> What the task asks: Please report every line in the entries that contains the string "rule".

> Provided data:

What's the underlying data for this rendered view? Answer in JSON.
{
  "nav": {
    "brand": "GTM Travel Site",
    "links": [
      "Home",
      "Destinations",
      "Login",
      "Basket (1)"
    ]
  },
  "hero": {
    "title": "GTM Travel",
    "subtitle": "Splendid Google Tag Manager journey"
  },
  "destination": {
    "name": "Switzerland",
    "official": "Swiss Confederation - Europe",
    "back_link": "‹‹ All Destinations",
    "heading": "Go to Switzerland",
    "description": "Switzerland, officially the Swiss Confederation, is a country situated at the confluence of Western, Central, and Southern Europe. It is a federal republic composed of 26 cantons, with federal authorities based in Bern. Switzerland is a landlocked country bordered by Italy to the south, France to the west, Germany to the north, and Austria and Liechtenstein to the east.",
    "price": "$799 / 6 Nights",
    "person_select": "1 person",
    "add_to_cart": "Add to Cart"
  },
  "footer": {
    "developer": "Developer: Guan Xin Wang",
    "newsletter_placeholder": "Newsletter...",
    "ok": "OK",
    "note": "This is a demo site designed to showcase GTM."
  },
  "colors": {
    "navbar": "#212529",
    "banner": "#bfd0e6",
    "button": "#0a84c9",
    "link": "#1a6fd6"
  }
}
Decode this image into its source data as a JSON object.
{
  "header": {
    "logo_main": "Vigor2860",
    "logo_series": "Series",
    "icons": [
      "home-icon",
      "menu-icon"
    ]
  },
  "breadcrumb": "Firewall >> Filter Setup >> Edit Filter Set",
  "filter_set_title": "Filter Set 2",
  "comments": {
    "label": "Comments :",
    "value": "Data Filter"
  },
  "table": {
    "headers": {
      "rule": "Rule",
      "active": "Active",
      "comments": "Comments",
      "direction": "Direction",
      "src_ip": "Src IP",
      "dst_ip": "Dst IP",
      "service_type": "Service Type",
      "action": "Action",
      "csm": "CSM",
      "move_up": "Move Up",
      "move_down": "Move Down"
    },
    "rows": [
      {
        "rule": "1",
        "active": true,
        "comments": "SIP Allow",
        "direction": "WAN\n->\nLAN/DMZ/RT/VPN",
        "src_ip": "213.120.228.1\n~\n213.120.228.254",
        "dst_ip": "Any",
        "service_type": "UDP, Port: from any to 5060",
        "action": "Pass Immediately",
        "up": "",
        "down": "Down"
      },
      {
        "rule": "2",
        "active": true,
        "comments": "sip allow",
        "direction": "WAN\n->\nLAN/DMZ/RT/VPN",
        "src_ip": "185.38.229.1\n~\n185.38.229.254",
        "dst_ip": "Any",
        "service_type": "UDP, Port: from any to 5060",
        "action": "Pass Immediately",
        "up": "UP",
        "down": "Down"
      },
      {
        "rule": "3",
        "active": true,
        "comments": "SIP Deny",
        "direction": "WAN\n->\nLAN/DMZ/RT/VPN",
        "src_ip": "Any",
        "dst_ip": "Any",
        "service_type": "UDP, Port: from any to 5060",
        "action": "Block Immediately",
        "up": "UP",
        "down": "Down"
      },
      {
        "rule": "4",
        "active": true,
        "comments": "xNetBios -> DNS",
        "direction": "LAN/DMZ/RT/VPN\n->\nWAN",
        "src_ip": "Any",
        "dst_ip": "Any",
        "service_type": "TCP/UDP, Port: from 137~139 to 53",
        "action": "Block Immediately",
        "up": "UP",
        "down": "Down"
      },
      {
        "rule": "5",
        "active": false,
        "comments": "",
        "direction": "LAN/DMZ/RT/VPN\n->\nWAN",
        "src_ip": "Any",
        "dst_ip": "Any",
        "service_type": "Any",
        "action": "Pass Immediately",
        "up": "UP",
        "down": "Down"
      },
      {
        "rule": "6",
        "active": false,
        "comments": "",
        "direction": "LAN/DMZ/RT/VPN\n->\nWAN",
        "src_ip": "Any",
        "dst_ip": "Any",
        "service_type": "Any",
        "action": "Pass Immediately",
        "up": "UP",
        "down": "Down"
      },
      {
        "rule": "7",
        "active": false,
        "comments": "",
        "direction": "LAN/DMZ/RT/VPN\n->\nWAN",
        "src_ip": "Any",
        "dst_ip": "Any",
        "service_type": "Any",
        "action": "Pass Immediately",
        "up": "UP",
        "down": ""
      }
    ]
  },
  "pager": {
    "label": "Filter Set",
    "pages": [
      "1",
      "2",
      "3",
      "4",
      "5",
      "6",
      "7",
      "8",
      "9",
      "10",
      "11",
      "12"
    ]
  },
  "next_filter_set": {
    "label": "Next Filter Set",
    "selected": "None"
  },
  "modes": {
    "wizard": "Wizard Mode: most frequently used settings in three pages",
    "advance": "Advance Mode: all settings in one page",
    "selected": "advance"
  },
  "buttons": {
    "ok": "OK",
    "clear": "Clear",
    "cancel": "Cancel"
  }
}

> Solved exercise:
      "rule": "Rule",
        "rule": "1",
        "rule": "2",
        "rule": "3",
        "rule": "4",
        "rule": "5",
        "rule": "6",
        "rule": "7",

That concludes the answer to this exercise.